A book always has an obvious indicator of how far along you are in the story. With a physical book, you can see the remaining pages, while e-book readers display a difficult-to-avoid indicator like “232 pages (67%) remaining.”

The Issue:

The problem here is that the number of remaining pages conveys a lot of information. For example, imagine a 300-page mystery novel where the detective has assembled the suspects into the parlor of a manor house:

If this action occurs on page 100, then the reader knows that this is obviously not the ending, so the murderer will not be confronted/ revealed.

But if this same action occurs on page 270, the reader knows that the case is nearly concluded, the murderer is about to be revealed, and that all the clues have been gathered.

Yet it’s the same situation either way! It might be nice to read a book without knowing this meta-information.

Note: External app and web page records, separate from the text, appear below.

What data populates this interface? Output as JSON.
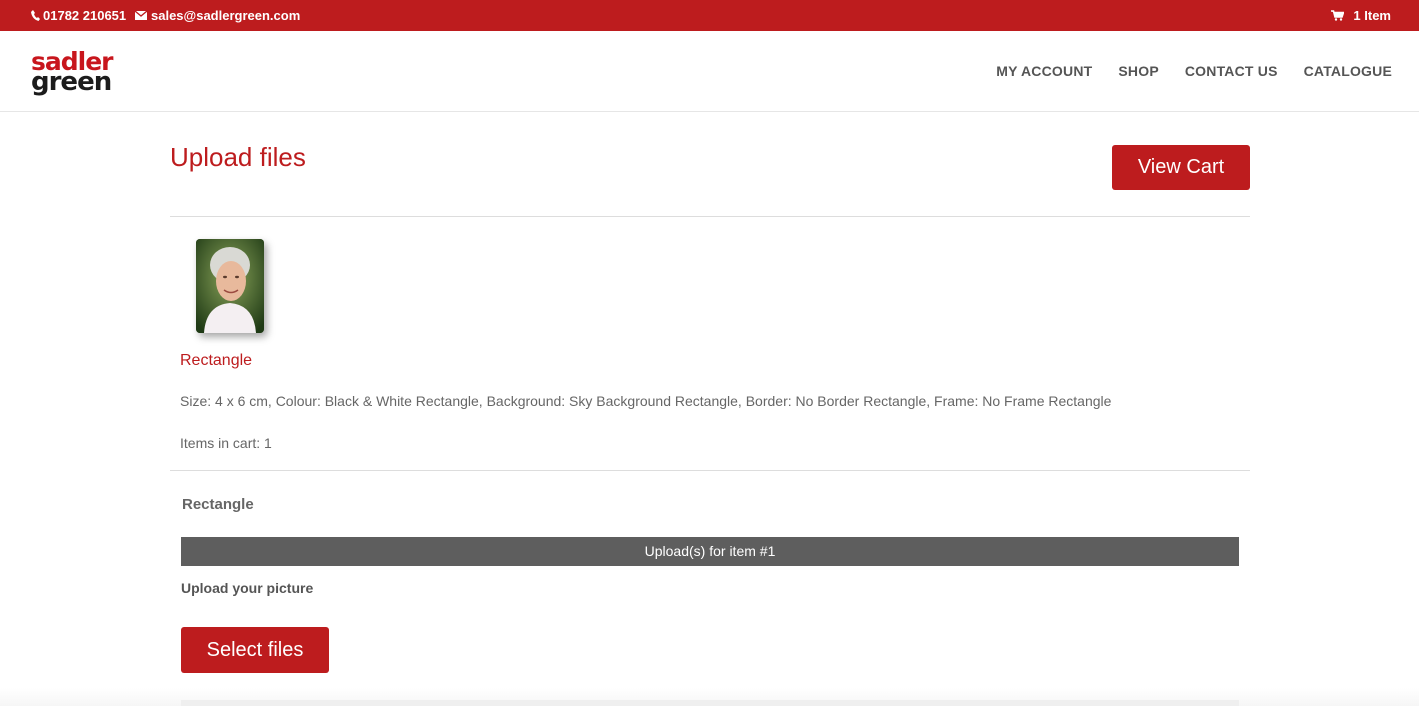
{
  "topbar": {
    "phone": "01782 210651",
    "email": "sales@sadlergreen.com",
    "cart": "1 Item",
    "icons": [
      "phone-icon",
      "envelope-icon",
      "cart-icon"
    ]
  },
  "brand": {
    "line1": "sadler",
    "line2": "green",
    "colors": {
      "accent": "#bd1c1e",
      "dark": "#1c1c1c"
    }
  },
  "nav": {
    "items": [
      {
        "label": "MY ACCOUNT"
      },
      {
        "label": "SHOP"
      },
      {
        "label": "CONTACT US"
      },
      {
        "label": "CATALOGUE"
      }
    ]
  },
  "page": {
    "title": "Upload files",
    "view_cart_label": "View Cart"
  },
  "cart_item": {
    "name": "Rectangle",
    "description": "Size: 4 x 6 cm, Colour: Black & White Rectangle, Background: Sky Background Rectangle, Border: No Border Rectangle, Frame: No Frame Rectangle",
    "items_in_cart": "Items in cart: 1"
  },
  "upload": {
    "product_heading": "Rectangle",
    "bar_label": "Upload(s) for item #1",
    "field_label": "Upload your picture",
    "select_files_label": "Select files"
  }
}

Let’s take a cue from the Choose Your Own Adventure books, which would often have a few introductory pages and then say “Turn to page 80” (even though that “page 80” text could would have been equally suitable for page 4).

We can simply shuffle some of the chapters around: the first chapter will still start on page 1, but at the end of each chapter, the reader is instructed to turn to a somewhat arbitrary page number to find the start of the next chapter. (Importantly, the chapters are un-numbered.)

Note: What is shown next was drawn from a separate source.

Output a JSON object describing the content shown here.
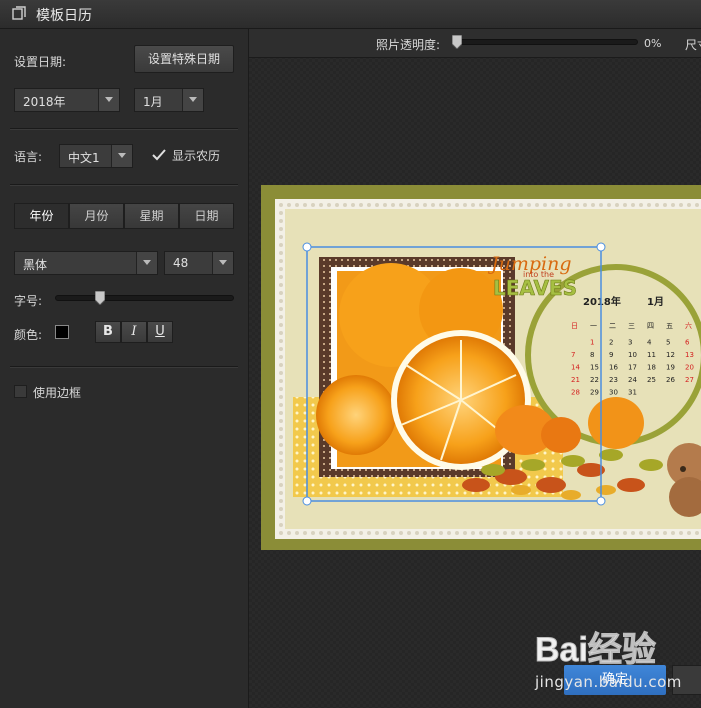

For example, at the end of chapter 1, the bottom of the page could say “for the next chapter, turn to page 80.” Pages 80 to 110 would be that “next” chapter (chapter 2). At the end of page 110, the bottom of the page would say “for the next chapter, turn to page 50,” and so on. Figure 1 illustrates how this mixing-up of chapters would work.

Fig. 1: This is basically just a normal book, except the chapters have been reshuffled and chapter numbers have been removed.

A reader could still keep track of how many pages (or chapters) they had read, but most readers will probably just be surprised when they come across the last page.


There is an additional benefit to this system: if a “sophisticated” reader wants a more “avant-garde” style of novel, they can just read the novel straight through in page order. This would provide a sort of interesting—and possibly very confusing—non-linear narrative that jumps around in time. (The same effect can be obtained with an audiobook by setting the track selector to “randomly shuffle.”)

PROS: Costs nothing to implement!

CONS: It might actually not be a huge deal for people to know how close they are to the end of a novel. Usually you can tell when a story is wrapping up, anyway. But not always!